Oct 15, 2017: UN ends its peacekeeping mission in Haiti
HAITI - The United Nations Security Council voted unanimously on Apr 13 to end its 13-year-long peacekeeping mission in Haiti, known as MINUSTAH, in October. The 5,927 UN peacekeepers leave under a cloud. They will be replaced by a police unit.
One of the longest running UN peacekeeping forces in the world, MINUSTAH has been dogged by controversies from the first. The peacekeepers are accused of introducing cholera to the island and of sexual abuse.
The Associated Press reported hundreds of allegations of abuse by the peacekeepers in a climate of impunity.
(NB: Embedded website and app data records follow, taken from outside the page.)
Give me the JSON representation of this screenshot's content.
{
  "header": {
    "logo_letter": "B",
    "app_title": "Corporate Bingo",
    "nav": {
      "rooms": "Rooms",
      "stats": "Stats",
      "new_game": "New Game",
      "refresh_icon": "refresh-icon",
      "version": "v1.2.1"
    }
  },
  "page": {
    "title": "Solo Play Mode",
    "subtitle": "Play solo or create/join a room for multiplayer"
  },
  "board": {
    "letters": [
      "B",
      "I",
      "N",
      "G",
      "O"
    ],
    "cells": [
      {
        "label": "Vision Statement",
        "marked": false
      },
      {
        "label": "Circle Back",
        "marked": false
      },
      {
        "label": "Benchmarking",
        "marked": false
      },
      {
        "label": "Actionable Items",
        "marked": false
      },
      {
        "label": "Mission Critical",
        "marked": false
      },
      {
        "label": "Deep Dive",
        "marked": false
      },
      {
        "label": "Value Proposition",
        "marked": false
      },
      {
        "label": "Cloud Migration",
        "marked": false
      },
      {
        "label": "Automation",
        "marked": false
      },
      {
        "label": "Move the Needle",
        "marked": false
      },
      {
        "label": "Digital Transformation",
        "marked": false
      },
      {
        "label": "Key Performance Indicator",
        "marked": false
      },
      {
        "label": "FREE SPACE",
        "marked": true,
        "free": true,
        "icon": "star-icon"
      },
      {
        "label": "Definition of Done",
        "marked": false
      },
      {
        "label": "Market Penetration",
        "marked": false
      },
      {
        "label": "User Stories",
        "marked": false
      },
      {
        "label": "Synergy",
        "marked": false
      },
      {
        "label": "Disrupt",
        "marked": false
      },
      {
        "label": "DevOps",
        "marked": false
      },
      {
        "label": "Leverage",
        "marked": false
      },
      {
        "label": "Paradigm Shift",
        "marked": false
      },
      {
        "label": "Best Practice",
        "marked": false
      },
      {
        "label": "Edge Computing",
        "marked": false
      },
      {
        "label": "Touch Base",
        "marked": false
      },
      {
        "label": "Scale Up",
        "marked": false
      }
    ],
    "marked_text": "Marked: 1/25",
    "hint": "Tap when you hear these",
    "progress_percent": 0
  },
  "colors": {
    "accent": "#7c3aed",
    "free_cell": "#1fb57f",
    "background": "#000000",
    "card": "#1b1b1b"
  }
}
The news service noted that the troops faced discipline in very few cases, and that the situation should serve notice that UN peacekeeping operations worldwide are badly in need of reform and oversight.
The peacekeepers were deployed to Haiti in 2004 when a rebellion led to the overthrow of President Jean-Bertrand Aristide.
Haiti suffered a two-year political crisis until the recent election and inauguration of Jovenel Moïse as president. The poorest country in the hemisphere, in the estimation of the World Bank, it is handicapped by chronic political instability and has suffered crippling natural disasters, including the 2010 earthquake and Hurricane Matthew in 2016.